@KQEDnews KQED News

#BaySnOMG is phenomenal! Who says you need a bunch of meetings to produce a collaborative media project??? @TheBayCitizen @CCTimes
Three news agencies all working together to develop a common goal, and doing it in segments of less than 160 characters. Now I’ll admit that developing a hash tag for a possible weather event might not be the most significant collaboration ever but its proof that it can be done. And further, the goal was to aid the most effective dissemination of bay area, snow related information.

Where to start on a blogging journey

23 Feb

Old notebooksIf my blogging history was inspected the conclusion would be the same as it is for many would-be bloggers on the web, “Well that was nice… but obviously they just aren’t dedicated to this.” And in many ways that would be a very accurate way to categorize my past blogging attempts.  Floating out in the midst of cyberspace exist more than a couple of failed blogs started with the best of intentions but all abandoned within mere months of creation.

Its good to keep in mind that this is not a characteristic unique to only myself. Many, many people out there feel great amounts of ambition when creating a new blog but are quickly discouraged by technical difficulties, writers block or sometimes even boredom. While the impulse may be to hide in shame of your past blogging failures, in actuality nothing good comes of this. A much more productive and rewarding road to take is to embrace your past bloopers, love them as the learning experiences they were and allow them to pass peacefully into the oblivion of your online memory.

To help clear the air of blog skeletons in the closet I’m sharing for all to see my past blog failures and ongoing projects (the blogging success of which is still to be determined).

Some of these items are obviously experimental in nature and simply nothing more than an attempt to gain greater knowledge of the medium – I do not suggest this methodology to others. What then, you may say to yourself, is the best way to go about starting a blog? The key to a successful blogging journey lies exactly in the place that we find fault in both our own blogging attempts as well as the blogs of others. Consistency!

Sure its wonderful to be passionate about your blog topic but for many of us passions come and go – and much like a solid marriage, a stable blog cannot be built on passion alone. You need to feel prepared to give your blog commitment and consistency. Know that your blog topic will always be forefront in your life regardless of what may change about your circumstance. Know that you have the time to write. This alone is no small feat for many of us; between work, family and all those other obligations that seem to creep into a schedule, the time to properly draft, edit and promote blog posts might just not be there. Lastly, understand that like most things in life blogging can have great rewards if done well, but doing things well means putting in work. If you want a good blog you will have to work at it – blogging may be fun, but its not always fun. None of the difficulties around blogging are an attempt to discourage new bloggers – they can all be dealt with and the blogging experience can be a very positive one.

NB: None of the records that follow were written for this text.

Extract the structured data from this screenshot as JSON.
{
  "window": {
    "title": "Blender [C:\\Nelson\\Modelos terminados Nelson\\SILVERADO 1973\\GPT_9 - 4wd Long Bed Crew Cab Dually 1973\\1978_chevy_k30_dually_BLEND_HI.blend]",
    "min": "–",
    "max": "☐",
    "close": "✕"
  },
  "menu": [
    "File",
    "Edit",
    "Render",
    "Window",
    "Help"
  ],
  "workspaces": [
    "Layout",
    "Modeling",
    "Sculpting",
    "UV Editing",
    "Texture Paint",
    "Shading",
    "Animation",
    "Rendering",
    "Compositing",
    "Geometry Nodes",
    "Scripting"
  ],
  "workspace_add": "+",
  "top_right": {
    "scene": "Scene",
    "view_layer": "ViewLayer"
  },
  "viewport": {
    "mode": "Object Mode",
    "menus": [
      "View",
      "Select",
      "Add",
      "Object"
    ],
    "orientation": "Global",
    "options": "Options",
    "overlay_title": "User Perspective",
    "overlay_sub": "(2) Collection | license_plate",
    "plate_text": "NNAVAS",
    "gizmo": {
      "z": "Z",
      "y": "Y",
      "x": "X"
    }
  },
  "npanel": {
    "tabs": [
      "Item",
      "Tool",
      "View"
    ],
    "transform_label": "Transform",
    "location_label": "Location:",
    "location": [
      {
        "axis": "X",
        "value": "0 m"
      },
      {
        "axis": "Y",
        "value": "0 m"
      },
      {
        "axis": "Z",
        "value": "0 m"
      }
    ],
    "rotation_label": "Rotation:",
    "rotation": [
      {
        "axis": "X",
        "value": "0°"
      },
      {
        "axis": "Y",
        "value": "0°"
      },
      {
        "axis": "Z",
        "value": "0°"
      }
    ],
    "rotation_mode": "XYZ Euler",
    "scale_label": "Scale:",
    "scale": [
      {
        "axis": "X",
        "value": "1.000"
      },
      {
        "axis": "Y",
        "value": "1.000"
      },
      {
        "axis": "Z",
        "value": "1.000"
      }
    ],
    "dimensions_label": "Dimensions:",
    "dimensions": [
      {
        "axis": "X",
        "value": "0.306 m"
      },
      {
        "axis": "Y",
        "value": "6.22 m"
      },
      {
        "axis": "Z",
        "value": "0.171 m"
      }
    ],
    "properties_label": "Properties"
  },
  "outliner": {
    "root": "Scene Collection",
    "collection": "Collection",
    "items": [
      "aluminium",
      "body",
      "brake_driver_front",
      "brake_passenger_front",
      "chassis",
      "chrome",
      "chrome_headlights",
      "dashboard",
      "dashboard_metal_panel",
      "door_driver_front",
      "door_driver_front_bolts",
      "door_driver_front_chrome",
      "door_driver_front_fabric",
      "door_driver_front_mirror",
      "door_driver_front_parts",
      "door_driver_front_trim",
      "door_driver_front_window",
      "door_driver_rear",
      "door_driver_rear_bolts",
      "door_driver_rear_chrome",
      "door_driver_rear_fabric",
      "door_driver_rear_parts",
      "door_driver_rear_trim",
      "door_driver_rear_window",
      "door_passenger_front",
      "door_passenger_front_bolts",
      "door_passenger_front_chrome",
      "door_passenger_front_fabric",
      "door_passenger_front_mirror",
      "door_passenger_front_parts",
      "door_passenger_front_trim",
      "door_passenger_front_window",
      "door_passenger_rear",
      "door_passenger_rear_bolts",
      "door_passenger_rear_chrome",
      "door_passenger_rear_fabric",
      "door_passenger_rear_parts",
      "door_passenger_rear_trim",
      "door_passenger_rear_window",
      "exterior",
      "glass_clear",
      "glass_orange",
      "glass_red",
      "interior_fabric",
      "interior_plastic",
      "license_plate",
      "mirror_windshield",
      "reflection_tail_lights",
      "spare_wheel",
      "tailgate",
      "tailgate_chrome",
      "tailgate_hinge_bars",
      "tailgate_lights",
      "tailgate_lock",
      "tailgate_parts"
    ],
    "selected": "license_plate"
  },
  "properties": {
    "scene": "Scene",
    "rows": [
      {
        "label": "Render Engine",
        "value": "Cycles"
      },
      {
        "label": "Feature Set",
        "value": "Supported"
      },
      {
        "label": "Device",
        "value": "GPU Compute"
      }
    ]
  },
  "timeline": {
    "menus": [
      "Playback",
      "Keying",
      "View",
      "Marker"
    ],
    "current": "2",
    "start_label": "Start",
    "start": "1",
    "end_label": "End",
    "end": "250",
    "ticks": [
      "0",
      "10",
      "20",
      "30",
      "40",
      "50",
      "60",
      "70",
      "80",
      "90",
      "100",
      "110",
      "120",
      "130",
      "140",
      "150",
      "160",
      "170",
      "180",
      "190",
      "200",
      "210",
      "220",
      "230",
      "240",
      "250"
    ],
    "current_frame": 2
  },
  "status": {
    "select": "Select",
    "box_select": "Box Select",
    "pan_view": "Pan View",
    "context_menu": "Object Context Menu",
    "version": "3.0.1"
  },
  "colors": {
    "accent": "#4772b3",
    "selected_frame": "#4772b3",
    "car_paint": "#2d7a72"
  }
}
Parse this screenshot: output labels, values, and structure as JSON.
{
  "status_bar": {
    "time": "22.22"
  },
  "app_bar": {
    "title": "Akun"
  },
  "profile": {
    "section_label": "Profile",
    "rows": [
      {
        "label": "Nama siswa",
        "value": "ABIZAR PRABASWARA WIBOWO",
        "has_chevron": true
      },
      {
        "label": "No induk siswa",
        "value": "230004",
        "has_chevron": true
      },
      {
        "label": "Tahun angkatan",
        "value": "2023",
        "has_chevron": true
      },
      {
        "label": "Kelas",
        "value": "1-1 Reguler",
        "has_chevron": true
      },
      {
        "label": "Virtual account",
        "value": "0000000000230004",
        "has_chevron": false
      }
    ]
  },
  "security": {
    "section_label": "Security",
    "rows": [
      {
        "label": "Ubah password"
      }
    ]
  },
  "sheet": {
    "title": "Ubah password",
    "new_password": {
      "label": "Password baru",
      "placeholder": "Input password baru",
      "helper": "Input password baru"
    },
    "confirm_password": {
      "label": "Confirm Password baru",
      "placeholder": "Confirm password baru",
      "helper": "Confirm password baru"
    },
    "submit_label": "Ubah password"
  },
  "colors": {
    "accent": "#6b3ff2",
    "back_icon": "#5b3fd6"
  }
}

At the end of the day, the key to starting your blogging journey is the same as starting any other journey. Prepare yourself. Embrace your past and use your experiences to create a personal course that will promote your success. Remember your blogging goals and be willing to put the work into your blog that it deserves from you.